© Copyright Policy - open-access
Related In: Results  -  Collection

License
Show All Figures
getmorefigures.php?uid=PMC2662883&req=5

Figure 8: Feature map marking the locations of CACA containing motif occurrences in the CACA motif group identified by MEME in the upstream regions of the proteasome set of genes (motif group shown in Additional file 2:29).
Mentions: The motif occurrences in the 27 strong motif groups, identified in the upstream regions of the 13 sets of genes, were sorted [see Additional files 5 and 6] and then visualized using feature maps (Additional file 7 and Figures 5, 6, 7, 8, 9, 10 and 11; cf., Methods). An interesting feature observed in some of the feature maps was that, in subsets of gene upstream regions, there was a preferential positioning of motifs relative to the TLS (examples discussed below); i.e., motifs show a preference to occur at a particular upstream position relative to the start of translation. In the literature, this has been referred to as 'positional bias', and TFBMs are known to display such a bias or preference [25]. In [21], 'positional enrichment' of motifs relative to the start codon has been noted for some clusters of Pf genes (sexual development, cytosolic ribosome and antigenic variation clusters), and the enrichment has been regarded as an indication that the motif is functionally important.

Bottom Line: While over half the genes are estimated to be regulated at the transcriptional level, few regulatory motifs and transcription regulators have been found.The same motifs were sometimes identified for multiple functional groups; differences in location and abundance of the motifs appear to ensure different modes of action.The identification of positionally conserved over-represented upstream motifs throws light on putative regulatory elements for transcription in Pf.

View Article: PubMed Central - HTML - PubMed

Affiliation: Molecular Biophysics Unit, Indian Institute of Science, Bangalore, India. pi@mbu.iisc.ernet.in

ABSTRACT

Background: Regulation of gene expression in Plasmodium falciparum (Pf) remains poorly understood. While over half the genes are estimated to be regulated at the transcriptional level, few regulatory motifs and transcription regulators have been found.

Results: The study seeks to identify putative regulatory motifs in the upstream regions of 13 functional groups of genes expressed in the intraerythrocytic developmental cycle of Pf. Three motif-discovery programs were used for the purpose, and motifs were searched for only on the gene coding strand. Four motifs -- the 'G-rich', the 'C-rich', the 'TGTG' and the 'CACA' motifs -- were identified, and zero to all four of these occur in the 13 sets of upstream regions. The 'CACA motif' was absent in functional groups expressed during the ring to early trophozoite transition. For functional groups expressed in each transition, the motifs tended to be similar. Upstream motifs in some functional groups showed 'positional conservation' by occurring at similar positions relative to the translational start site (TLS); this increases their significance as regulatory motifs. In the ribonucleotide synthesis, mitochondrial, proteasome and organellar translation machinery genes, G-rich, C-rich, CACA and TGTG motifs, respectively, occur with striking positional conservation. In the organellar translation machinery group, G-rich motifs occur close to the TLS. The same motifs were sometimes identified for multiple functional groups; differences in location and abundance of the motifs appear to ensure different modes of action.

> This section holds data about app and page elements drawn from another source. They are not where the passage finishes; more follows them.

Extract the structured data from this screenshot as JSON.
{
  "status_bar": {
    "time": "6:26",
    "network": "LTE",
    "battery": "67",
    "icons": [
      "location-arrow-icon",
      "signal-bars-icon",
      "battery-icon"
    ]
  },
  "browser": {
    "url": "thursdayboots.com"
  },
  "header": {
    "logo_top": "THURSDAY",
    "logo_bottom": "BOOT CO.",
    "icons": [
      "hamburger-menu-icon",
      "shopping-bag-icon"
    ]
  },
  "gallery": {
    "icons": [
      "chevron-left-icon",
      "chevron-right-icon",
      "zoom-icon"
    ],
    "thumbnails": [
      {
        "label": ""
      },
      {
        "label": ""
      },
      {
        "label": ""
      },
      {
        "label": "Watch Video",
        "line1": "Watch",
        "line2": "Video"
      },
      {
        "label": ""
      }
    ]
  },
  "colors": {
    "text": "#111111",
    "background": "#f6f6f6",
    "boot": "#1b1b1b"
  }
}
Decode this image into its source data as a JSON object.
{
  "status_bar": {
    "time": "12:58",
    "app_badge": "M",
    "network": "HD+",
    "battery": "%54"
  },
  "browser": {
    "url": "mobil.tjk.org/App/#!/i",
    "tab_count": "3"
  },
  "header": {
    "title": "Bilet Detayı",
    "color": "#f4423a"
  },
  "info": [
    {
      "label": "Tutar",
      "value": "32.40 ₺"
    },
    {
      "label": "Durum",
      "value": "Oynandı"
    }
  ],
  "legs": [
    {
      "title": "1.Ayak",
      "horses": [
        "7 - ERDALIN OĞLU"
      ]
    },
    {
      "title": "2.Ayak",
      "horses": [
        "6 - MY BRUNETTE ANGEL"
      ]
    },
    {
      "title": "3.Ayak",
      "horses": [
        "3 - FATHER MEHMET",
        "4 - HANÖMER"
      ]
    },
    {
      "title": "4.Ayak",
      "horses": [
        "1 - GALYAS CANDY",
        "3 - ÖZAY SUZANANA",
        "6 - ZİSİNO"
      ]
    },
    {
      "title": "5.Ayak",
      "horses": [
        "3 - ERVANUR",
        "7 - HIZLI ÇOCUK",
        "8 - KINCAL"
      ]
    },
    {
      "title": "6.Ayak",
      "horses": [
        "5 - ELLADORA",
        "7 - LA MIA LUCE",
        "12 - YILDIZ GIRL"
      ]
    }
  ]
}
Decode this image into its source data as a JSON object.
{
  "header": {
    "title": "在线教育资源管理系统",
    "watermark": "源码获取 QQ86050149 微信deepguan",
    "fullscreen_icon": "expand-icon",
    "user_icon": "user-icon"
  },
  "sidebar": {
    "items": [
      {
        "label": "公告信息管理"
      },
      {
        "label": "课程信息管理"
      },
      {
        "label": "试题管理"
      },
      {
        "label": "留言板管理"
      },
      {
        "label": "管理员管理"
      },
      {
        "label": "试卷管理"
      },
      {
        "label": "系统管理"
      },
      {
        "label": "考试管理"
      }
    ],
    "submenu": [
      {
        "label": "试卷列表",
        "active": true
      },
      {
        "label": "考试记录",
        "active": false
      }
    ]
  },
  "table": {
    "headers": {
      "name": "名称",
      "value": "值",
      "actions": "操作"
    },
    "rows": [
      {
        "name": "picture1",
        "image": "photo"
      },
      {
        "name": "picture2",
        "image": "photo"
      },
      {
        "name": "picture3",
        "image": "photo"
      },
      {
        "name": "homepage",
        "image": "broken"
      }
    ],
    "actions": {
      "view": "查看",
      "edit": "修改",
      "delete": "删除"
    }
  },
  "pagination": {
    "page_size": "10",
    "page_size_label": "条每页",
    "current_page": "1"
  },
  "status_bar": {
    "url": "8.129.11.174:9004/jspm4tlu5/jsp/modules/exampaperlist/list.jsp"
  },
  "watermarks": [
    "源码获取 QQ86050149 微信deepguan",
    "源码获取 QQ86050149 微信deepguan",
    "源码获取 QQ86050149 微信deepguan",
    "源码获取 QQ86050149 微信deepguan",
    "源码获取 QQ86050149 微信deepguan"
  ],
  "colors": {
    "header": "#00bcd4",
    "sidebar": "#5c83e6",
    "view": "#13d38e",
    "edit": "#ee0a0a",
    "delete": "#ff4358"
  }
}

Conclusion: The identification of positionally conserved over-represented upstream motifs throws light on putative regulatory elements for transcription in Pf.

Show MeSH
Related in: MedlinePlus